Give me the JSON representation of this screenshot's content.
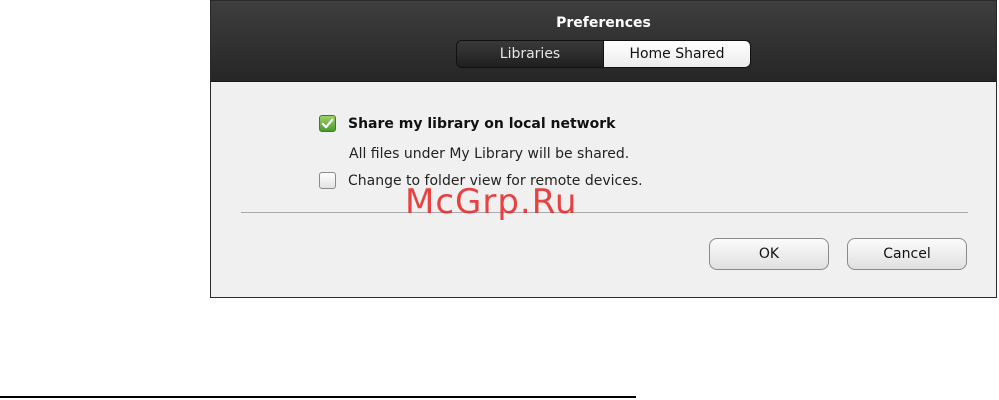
{
  "dialog": {
    "title": "Preferences",
    "tabs": [
      {
        "label": "Libraries",
        "selected": false
      },
      {
        "label": "Home Shared",
        "selected": true
      }
    ]
  },
  "options": {
    "share_library": {
      "label": "Share my library on local network",
      "checked": true
    },
    "share_description": "All files under My Library will be shared.",
    "folder_view": {
      "label": "Change to folder view for remote devices.",
      "checked": false
    }
  },
  "buttons": {
    "ok_label": "OK",
    "cancel_label": "Cancel"
  },
  "watermark": "McGrp.Ru",
  "colors": {
    "titlebar": "#2f2f2f",
    "body": "#f0f0f0",
    "check_green": "#4c9a2a",
    "watermark": "#e52424"
  }
}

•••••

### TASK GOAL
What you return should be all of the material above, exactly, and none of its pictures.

### WRITTEN RESPONSE
Give me the JSON representation of this screenshot's content.
{
  "dialog": {
    "title": "Preferences",
    "tabs": [
      {
        "label": "Libraries",
        "selected": false
      },
      {
        "label": "Home Shared",
        "selected": true
      }
    ]
  },
  "options": {
    "share_library": {
      "label": "Share my library on local network",
      "checked": true
    },
    "share_description": "All files under My Library will be shared.",
    "folder_view": {
      "label": "Change to folder view for remote devices.",
      "checked": false
    }
  },
  "buttons": {
    "ok_label": "OK",
    "cancel_label": "Cancel"
  },
  "watermark": "McGrp.Ru",
  "colors": {
    "titlebar": "#2f2f2f",
    "body": "#f0f0f0",
    "check_green": "#4c9a2a",
    "watermark": "#e52424"
  }
}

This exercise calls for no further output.